a quote from “The Nonsense That is Ozone-Depletion”
by Ken Ring (2009) at http://www.ourcivilisation.com/ozone/king.htm
One Hole is Larger than the Other
Let’s look at one last factor, so often reported; that the Antarctic hole is larger than the Arctic one. One would think that even if inert heavier-than-air substances could make it up into space, that they would do it more around the densely populated regions of earth — the northern hemisphere; and affect the Arctic Hole more than the Antarctic. No one is disputing that the hole over the Antarctic is definitely much bigger. The Southern hemisphere has a longer winter than the Northern hemisphere because Earth is further from the sun in July than in January. Longer winter means bigger hole. But also maybe, some chlorine is coming from some other source, instead of CFCs. Let’s look around.

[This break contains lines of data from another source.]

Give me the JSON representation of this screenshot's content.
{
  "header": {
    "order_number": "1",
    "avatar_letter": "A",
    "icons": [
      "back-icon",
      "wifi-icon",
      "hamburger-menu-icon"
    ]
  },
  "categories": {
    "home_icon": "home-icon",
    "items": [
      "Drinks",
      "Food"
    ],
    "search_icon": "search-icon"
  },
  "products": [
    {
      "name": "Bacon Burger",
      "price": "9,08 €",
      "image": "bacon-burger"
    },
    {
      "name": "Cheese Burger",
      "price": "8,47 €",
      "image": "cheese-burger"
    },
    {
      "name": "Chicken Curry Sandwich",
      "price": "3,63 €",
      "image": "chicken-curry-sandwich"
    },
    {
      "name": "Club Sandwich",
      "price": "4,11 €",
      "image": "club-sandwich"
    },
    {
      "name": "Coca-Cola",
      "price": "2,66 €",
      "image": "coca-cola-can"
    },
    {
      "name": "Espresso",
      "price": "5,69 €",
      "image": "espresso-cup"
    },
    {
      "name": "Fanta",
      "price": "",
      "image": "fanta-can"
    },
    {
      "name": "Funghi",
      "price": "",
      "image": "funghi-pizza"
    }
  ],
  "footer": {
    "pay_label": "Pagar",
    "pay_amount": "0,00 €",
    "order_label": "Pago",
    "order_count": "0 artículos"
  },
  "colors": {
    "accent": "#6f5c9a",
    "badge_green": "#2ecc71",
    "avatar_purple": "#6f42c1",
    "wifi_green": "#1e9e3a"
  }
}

Aha! Just a few miles upwind from the Antarctic camp where all the readings about ozone-depletion originate from, is a rather large hill called Mt Erebus.
Mt Erebus is an active volcano, which first erupted in 1982 (coincidentally about when the bigger hole was discovered). Mt Erebus spews out over 1,000 tons of active chlorine every day. Go there and look — it is puffing away all the time. This chlorine, far from being as cold as CFCs, comes out as superheated gas which shoots straight up into the stratosphere. This chlorine does break down the ozone. And Mt Erebus puts out more chlorine per year, all by itself, than all the cars and aerosol cans on earth put together could do in a decade.

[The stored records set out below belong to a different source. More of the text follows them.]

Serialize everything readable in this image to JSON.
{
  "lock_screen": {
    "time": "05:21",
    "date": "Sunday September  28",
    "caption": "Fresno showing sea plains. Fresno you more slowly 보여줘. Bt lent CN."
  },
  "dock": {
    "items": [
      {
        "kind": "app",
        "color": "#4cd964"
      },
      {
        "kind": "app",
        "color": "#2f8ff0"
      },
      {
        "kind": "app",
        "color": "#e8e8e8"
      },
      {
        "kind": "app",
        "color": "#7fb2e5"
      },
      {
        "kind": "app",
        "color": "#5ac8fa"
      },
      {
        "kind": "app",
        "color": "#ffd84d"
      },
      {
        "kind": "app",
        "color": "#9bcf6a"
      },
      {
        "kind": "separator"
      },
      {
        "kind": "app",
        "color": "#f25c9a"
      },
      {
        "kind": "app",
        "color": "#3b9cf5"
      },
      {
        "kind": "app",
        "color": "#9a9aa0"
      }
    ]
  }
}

It is a little tidbit of science that esteemed experts seem to have overlooked. Moreover, Erebus is not the only active volcano in the world. There are hundreds, thousands, throwing chlorine upwards every second. We can’t cap all the volcanoes.